# [Web page and app entries]
--*--
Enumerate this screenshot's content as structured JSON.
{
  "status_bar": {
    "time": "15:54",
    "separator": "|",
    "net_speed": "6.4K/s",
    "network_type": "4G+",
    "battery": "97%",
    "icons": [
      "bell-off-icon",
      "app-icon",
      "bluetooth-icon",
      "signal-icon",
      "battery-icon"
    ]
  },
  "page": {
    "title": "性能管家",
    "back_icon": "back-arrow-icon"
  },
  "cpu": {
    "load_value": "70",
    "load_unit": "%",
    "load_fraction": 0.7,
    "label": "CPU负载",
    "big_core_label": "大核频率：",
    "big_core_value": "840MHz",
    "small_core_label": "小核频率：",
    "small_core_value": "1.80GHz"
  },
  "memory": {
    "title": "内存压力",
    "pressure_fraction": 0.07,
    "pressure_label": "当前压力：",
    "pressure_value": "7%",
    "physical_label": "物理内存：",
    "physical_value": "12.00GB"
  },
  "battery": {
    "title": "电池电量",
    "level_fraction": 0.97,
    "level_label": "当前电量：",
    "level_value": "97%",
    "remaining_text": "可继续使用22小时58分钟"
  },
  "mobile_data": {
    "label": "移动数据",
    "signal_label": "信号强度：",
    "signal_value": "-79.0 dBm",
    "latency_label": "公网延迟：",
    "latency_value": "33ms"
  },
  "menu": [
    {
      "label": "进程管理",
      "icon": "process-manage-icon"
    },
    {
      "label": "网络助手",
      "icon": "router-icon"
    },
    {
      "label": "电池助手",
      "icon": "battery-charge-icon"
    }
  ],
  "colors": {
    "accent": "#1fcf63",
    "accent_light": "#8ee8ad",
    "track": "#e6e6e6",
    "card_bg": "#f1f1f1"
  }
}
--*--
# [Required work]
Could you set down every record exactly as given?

# [Exercise output]
Enumerate this screenshot's content as structured JSON.
{
  "status_bar": {
    "time": "15:54",
    "separator": "|",
    "net_speed": "6.4K/s",
    "network_type": "4G+",
    "battery": "97%",
    "icons": [
      "bell-off-icon",
      "app-icon",
      "bluetooth-icon",
      "signal-icon",
      "battery-icon"
    ]
  },
  "page": {
    "title": "性能管家",
    "back_icon": "back-arrow-icon"
  },
  "cpu": {
    "load_value": "70",
    "load_unit": "%",
    "load_fraction": 0.7,
    "label": "CPU负载",
    "big_core_label": "大核频率：",
    "big_core_value": "840MHz",
    "small_core_label": "小核频率：",
    "small_core_value": "1.80GHz"
  },
  "memory": {
    "title": "内存压力",
    "pressure_fraction": 0.07,
    "pressure_label": "当前压力：",
    "pressure_value": "7%",
    "physical_label": "物理内存：",
    "physical_value": "12.00GB"
  },
  "battery": {
    "title": "电池电量",
    "level_fraction": 0.97,
    "level_label": "当前电量：",
    "level_value": "97%",
    "remaining_text": "可继续使用22小时58分钟"
  },
  "mobile_data": {
    "label": "移动数据",
    "signal_label": "信号强度：",
    "signal_value": "-79.0 dBm",
    "latency_label": "公网延迟：",
    "latency_value": "33ms"
  },
  "menu": [
    {
      "label": "进程管理",
      "icon": "process-manage-icon"
    },
    {
      "label": "网络助手",
      "icon": "router-icon"
    },
    {
      "label": "电池助手",
      "icon": "battery-charge-icon"
    }
  ],
  "colors": {
    "accent": "#1fcf63",
    "accent_light": "#8ee8ad",
    "track": "#e6e6e6",
    "card_bg": "#f1f1f1"
  }
}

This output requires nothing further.